__TASK STATEMENT__
In how many lines of the data does the word "full" appear? Give the number by itself.

Page and application data records
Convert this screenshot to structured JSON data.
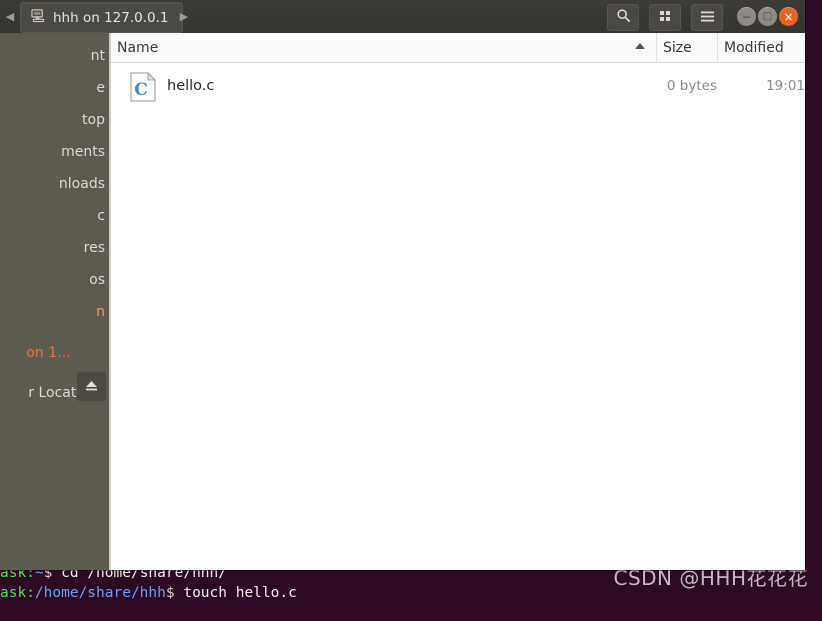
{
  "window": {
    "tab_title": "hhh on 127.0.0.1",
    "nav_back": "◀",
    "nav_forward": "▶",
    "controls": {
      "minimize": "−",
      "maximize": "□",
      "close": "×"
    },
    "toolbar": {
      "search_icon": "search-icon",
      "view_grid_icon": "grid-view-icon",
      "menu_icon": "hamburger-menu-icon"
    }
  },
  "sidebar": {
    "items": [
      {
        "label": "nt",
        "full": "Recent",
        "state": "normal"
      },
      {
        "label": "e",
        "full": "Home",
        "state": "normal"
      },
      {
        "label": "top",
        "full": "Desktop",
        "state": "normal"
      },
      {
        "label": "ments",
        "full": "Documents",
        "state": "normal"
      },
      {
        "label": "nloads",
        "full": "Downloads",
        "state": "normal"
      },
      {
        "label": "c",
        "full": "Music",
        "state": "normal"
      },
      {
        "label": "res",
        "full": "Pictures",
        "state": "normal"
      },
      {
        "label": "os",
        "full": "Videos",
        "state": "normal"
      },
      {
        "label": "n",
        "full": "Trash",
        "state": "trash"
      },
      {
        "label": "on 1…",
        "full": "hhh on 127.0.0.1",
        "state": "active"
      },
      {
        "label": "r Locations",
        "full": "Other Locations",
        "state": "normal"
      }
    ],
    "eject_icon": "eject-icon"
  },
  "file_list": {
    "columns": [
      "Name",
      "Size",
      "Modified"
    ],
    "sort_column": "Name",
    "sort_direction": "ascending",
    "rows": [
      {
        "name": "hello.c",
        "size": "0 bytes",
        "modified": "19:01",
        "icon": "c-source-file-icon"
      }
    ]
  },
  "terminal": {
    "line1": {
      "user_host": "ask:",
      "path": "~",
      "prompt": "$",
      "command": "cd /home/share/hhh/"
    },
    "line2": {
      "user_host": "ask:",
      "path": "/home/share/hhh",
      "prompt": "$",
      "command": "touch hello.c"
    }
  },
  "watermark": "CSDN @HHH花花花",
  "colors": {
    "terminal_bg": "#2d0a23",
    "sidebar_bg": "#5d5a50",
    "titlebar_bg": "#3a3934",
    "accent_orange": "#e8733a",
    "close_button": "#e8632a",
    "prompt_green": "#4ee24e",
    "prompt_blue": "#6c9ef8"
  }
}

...

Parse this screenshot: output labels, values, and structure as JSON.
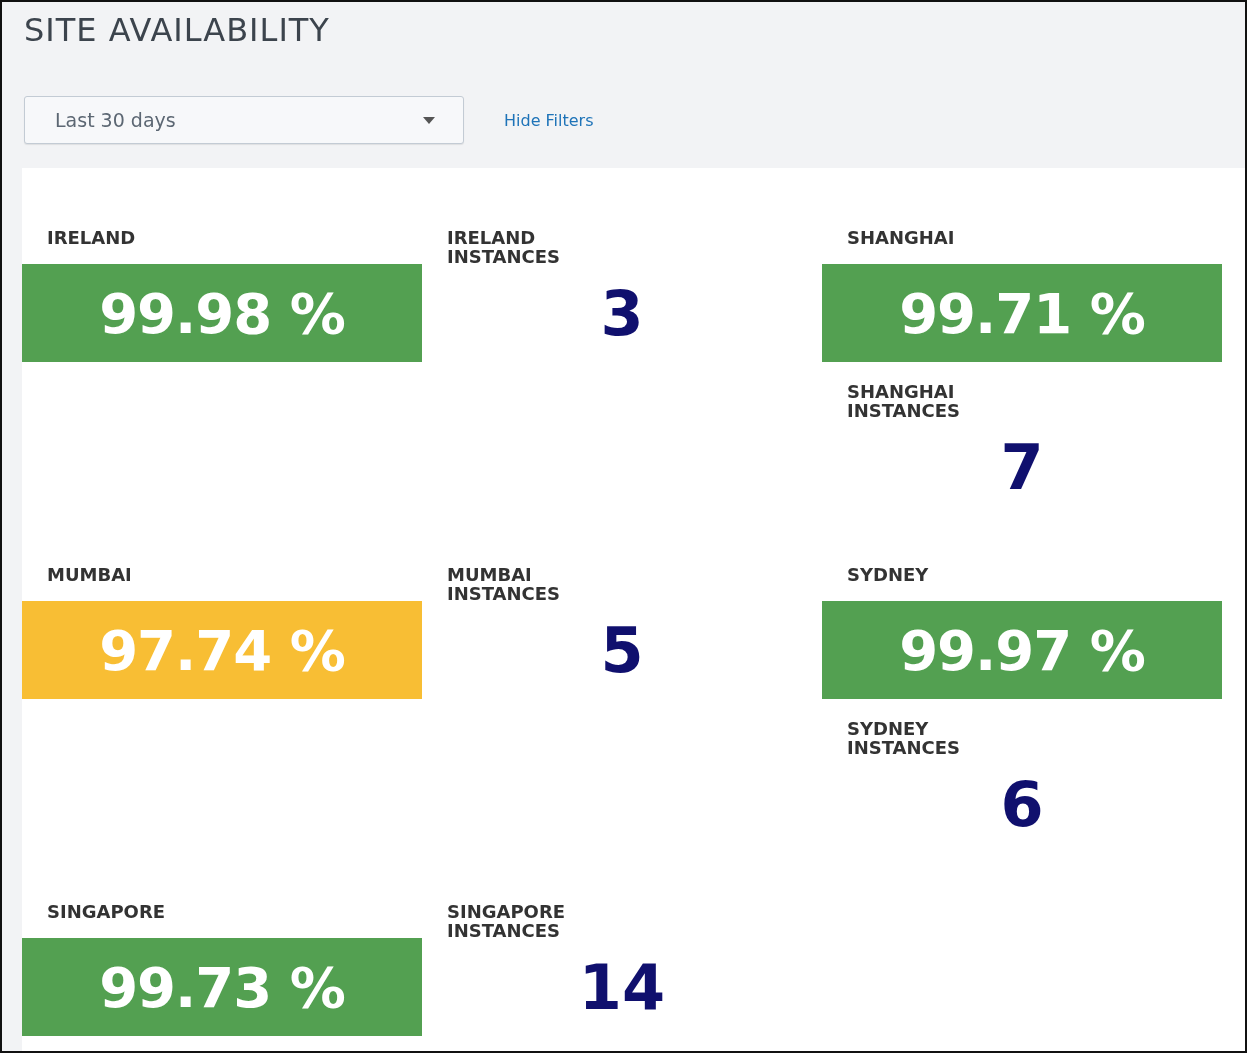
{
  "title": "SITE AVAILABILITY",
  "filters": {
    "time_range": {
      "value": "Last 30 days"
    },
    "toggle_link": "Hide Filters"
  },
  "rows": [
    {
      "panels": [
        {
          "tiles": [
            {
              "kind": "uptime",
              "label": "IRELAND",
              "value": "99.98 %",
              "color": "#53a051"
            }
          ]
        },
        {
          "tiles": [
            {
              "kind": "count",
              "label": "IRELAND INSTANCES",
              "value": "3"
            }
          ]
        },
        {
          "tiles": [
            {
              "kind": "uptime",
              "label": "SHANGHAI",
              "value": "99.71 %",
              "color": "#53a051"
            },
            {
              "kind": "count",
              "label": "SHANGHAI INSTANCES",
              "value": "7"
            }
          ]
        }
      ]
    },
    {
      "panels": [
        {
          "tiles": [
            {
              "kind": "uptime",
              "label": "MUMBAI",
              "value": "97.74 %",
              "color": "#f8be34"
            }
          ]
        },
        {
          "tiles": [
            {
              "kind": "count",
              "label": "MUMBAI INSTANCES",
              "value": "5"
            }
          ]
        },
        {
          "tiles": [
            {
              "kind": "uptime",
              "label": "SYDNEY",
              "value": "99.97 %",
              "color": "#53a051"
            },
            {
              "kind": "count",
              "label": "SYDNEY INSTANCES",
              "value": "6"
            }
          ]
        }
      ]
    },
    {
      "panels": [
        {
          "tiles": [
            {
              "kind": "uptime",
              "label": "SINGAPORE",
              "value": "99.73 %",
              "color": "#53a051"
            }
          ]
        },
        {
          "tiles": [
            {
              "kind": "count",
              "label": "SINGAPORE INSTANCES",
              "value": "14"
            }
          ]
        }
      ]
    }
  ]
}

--

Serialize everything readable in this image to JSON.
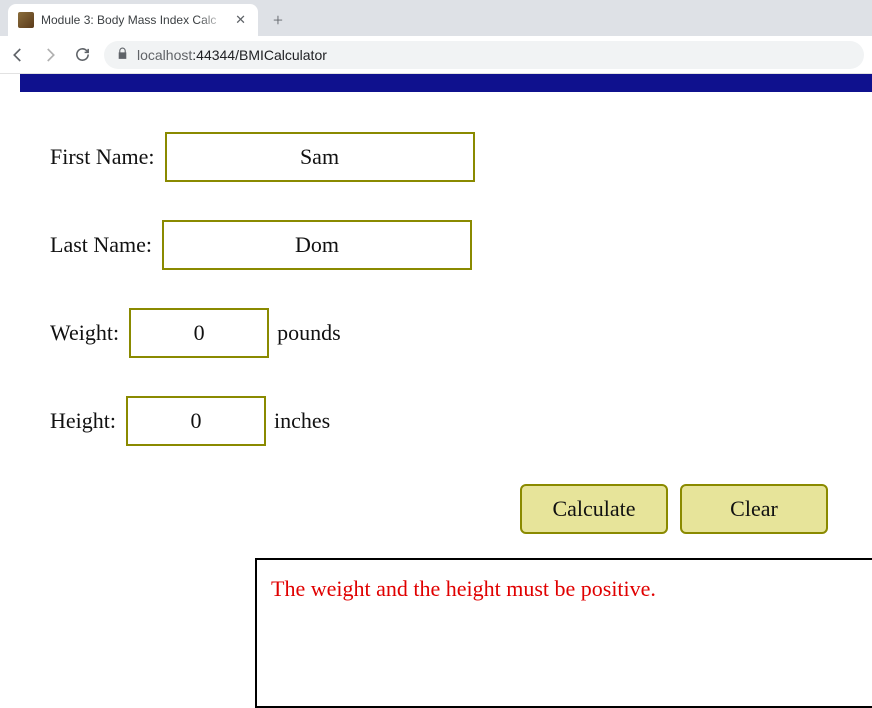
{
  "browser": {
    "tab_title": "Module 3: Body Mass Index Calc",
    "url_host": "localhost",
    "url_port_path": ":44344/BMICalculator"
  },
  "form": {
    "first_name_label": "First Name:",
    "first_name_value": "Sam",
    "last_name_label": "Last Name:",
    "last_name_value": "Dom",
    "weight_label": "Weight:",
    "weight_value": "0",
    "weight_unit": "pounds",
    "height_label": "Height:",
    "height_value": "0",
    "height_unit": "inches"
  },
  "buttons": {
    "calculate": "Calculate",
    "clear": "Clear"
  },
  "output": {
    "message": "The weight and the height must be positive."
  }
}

__ANSWER SECTION__
11